= Beginning of Section =

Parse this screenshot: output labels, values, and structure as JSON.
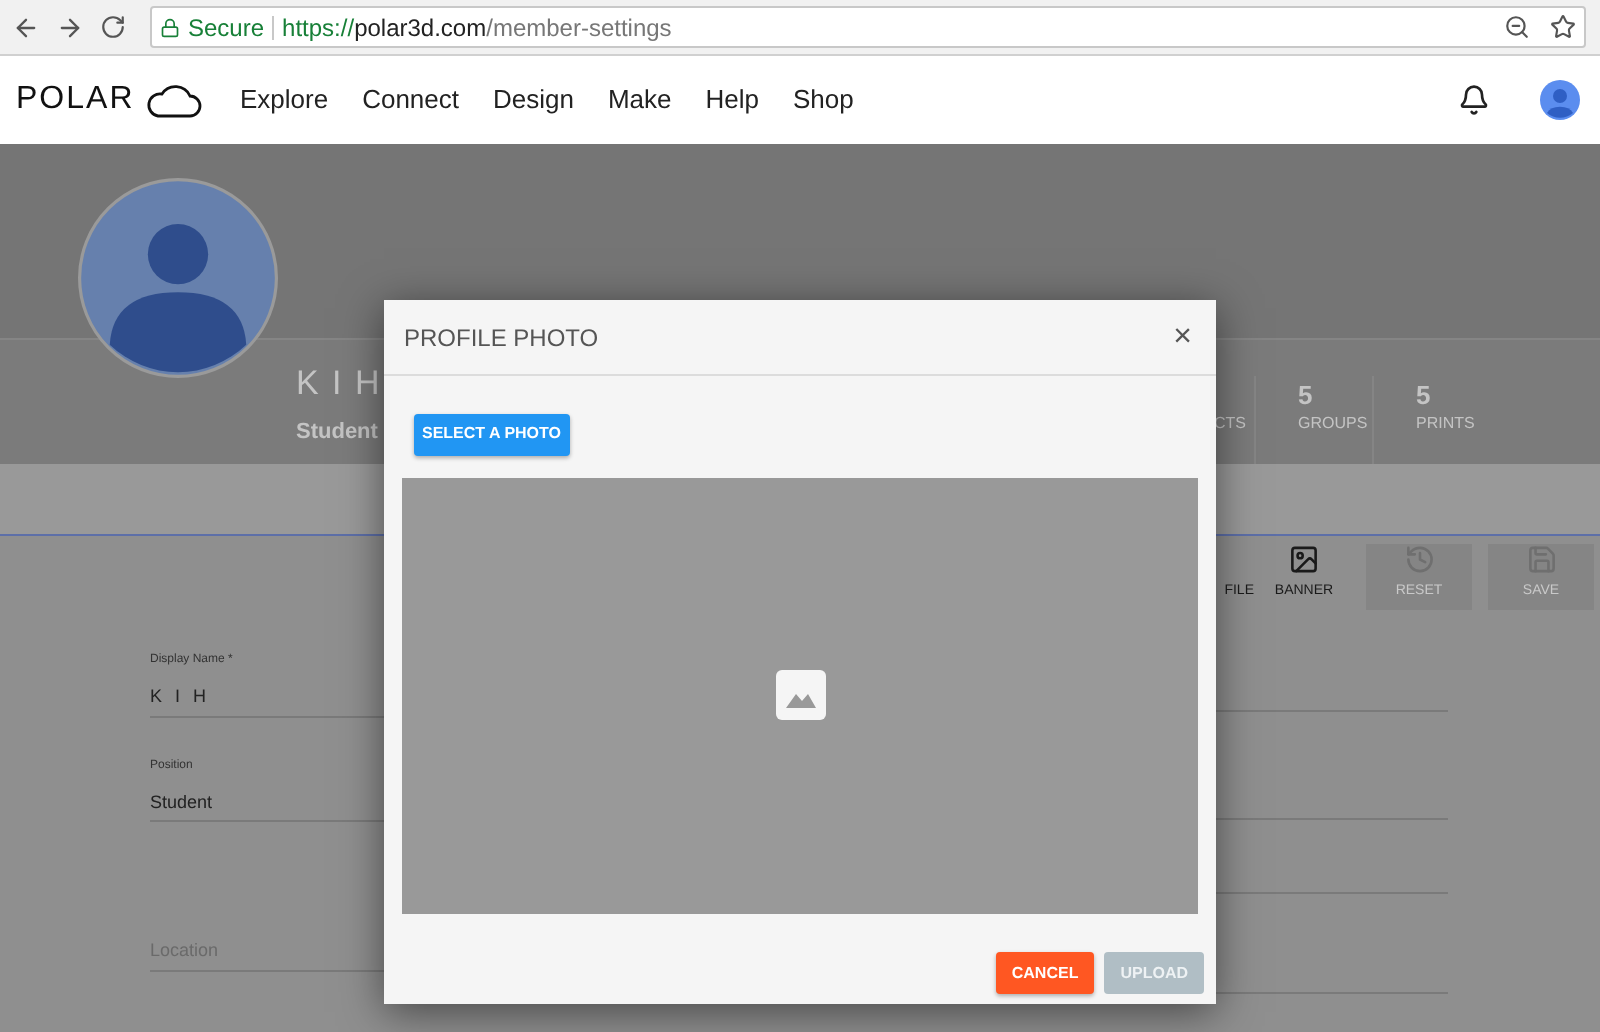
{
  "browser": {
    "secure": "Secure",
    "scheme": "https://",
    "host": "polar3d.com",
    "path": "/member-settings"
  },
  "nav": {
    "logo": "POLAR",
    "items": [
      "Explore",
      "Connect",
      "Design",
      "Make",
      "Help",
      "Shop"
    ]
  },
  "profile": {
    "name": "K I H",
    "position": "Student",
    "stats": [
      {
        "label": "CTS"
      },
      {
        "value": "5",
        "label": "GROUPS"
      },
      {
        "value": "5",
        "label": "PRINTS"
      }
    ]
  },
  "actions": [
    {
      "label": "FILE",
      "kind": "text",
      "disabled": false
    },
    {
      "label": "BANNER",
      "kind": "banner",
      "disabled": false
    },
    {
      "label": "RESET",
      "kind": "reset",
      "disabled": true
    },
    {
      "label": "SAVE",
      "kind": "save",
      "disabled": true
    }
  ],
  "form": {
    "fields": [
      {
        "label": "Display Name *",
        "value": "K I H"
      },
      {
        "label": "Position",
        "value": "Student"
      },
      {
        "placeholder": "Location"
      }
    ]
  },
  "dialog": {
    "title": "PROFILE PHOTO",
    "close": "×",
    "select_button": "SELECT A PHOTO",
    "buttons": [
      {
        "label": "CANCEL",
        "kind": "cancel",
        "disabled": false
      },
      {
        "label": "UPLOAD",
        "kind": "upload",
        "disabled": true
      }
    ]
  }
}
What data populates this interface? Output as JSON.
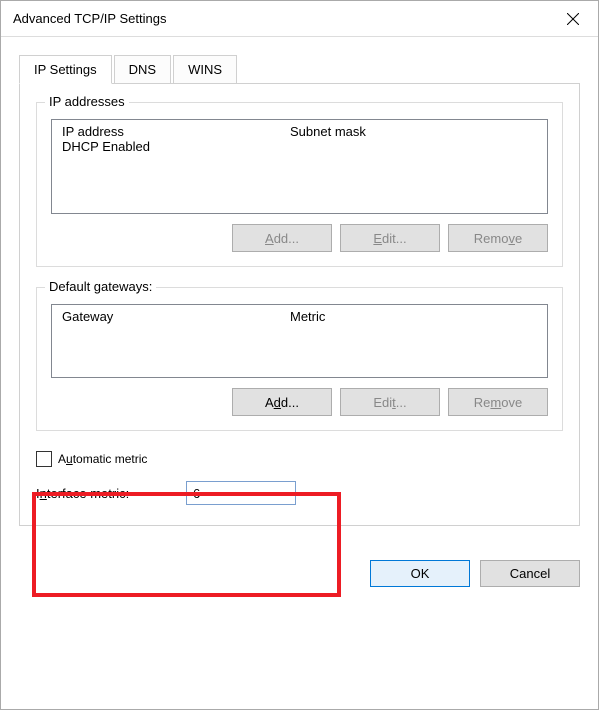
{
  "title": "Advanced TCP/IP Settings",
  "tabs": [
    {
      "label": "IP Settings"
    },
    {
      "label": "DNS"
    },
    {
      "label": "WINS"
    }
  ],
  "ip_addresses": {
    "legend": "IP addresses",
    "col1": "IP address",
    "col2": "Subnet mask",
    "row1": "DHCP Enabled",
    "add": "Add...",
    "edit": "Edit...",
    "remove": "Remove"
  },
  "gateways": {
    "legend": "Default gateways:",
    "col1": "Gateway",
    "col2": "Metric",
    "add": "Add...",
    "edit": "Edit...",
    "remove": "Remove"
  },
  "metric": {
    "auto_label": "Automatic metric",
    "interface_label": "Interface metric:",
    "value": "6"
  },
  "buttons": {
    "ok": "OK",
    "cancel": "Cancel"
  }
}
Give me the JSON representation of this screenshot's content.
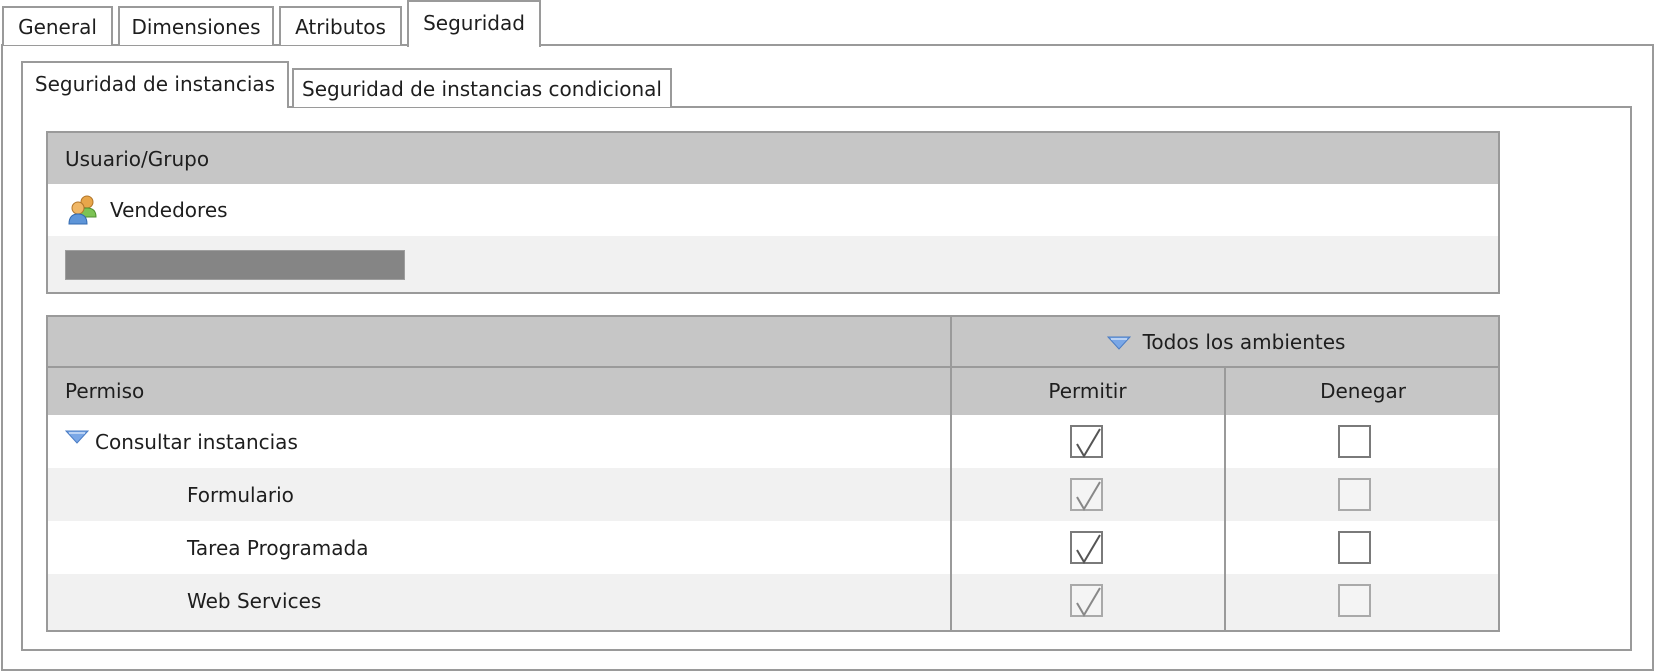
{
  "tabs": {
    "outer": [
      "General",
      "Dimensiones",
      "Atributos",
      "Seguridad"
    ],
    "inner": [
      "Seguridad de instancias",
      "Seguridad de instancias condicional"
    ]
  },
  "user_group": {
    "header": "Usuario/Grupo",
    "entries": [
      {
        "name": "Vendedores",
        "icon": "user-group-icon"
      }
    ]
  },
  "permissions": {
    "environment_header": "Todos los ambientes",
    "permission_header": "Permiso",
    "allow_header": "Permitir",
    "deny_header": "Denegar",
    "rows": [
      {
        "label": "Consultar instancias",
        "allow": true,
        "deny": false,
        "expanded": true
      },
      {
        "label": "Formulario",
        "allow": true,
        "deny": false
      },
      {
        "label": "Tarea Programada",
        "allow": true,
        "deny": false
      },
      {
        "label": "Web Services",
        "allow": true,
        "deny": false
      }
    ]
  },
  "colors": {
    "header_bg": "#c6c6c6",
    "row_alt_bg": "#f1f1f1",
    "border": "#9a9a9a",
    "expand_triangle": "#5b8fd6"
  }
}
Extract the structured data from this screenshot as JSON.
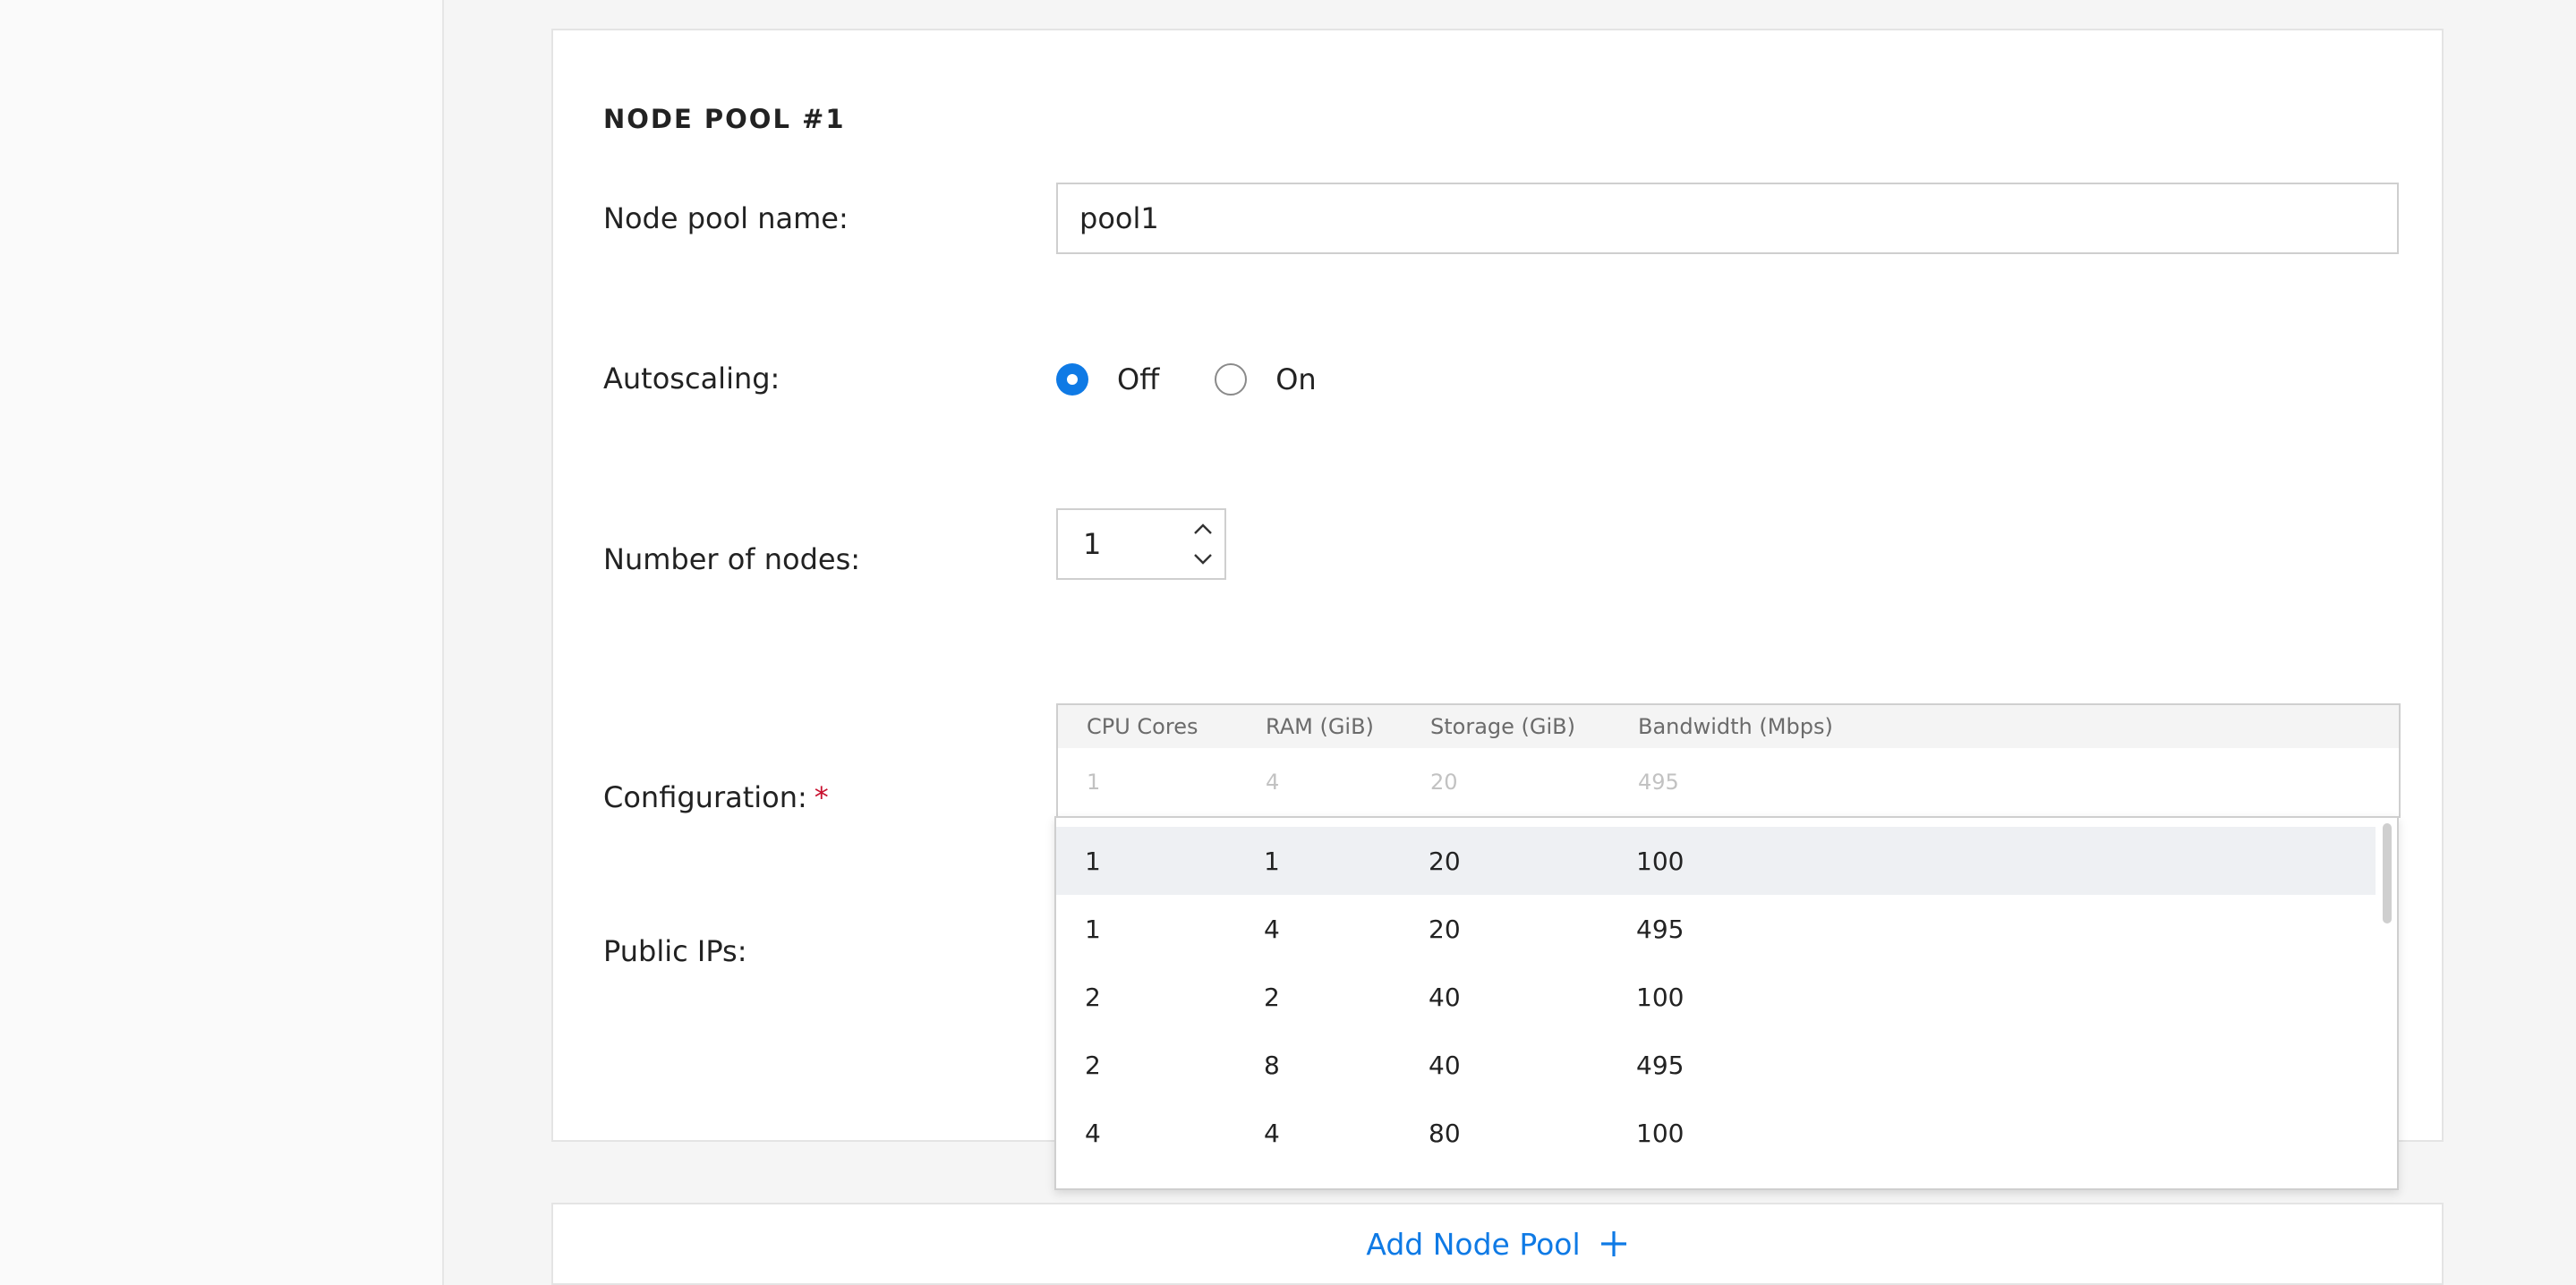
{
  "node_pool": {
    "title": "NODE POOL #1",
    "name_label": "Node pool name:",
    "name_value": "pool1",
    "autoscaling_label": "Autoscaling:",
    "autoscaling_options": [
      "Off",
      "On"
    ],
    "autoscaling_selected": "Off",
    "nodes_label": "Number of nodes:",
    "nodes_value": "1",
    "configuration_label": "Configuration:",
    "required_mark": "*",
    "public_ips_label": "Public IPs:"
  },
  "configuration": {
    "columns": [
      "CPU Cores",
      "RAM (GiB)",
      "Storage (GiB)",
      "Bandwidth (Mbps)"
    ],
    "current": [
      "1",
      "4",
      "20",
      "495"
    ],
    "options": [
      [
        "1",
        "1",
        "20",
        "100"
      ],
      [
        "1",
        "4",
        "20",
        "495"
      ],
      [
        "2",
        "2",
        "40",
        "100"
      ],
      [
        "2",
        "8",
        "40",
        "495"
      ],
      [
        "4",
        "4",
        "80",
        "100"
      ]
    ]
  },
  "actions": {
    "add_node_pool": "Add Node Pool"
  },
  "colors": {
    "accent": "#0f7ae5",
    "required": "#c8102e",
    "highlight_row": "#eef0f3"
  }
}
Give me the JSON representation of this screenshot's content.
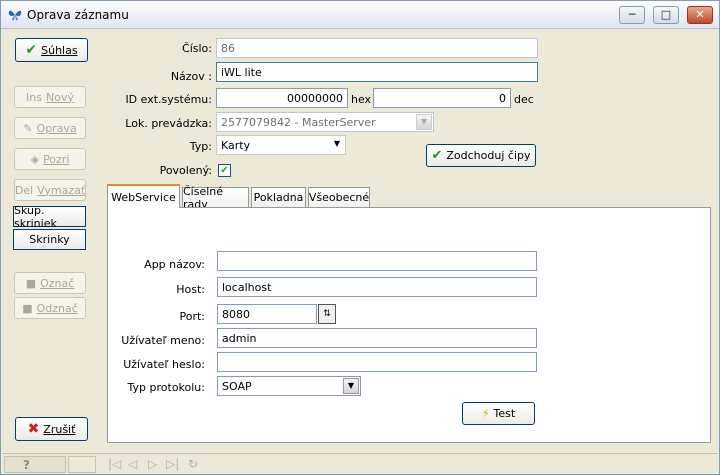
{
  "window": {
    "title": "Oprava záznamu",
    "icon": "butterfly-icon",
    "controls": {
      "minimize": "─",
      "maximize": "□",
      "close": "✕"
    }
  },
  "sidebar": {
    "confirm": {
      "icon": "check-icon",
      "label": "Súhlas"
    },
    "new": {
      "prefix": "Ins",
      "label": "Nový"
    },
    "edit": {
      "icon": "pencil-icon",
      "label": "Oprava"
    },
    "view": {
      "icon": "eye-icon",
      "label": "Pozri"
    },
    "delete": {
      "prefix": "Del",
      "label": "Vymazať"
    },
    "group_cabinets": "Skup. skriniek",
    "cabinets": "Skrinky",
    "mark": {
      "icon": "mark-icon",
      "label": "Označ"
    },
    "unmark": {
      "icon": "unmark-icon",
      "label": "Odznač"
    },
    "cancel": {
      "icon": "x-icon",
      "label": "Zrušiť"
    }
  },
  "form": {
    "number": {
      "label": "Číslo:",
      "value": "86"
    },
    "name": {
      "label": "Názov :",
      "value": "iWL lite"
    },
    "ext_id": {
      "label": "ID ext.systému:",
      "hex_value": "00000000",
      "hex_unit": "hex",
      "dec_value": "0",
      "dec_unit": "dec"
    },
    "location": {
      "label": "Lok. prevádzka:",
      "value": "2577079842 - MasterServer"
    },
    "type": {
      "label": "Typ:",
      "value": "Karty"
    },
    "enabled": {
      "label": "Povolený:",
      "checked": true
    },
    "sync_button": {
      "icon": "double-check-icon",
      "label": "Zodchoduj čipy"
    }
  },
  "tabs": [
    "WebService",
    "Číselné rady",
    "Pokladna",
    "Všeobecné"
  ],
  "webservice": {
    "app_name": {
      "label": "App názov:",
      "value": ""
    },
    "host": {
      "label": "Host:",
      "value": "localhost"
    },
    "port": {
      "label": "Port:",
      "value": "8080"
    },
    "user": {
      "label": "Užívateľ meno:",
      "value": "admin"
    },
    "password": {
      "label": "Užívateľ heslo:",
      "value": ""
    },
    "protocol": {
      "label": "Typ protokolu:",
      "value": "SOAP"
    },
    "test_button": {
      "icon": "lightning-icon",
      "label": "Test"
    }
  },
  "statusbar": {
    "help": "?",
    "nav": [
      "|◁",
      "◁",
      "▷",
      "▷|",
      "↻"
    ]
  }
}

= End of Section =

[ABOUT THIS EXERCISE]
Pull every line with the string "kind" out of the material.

[WRITTEN ANSWER]
      "kind": "text",
      "kind": "banner",
      "kind": "reset",
      "kind": "save",
        "kind": "cancel",
        "kind": "upload",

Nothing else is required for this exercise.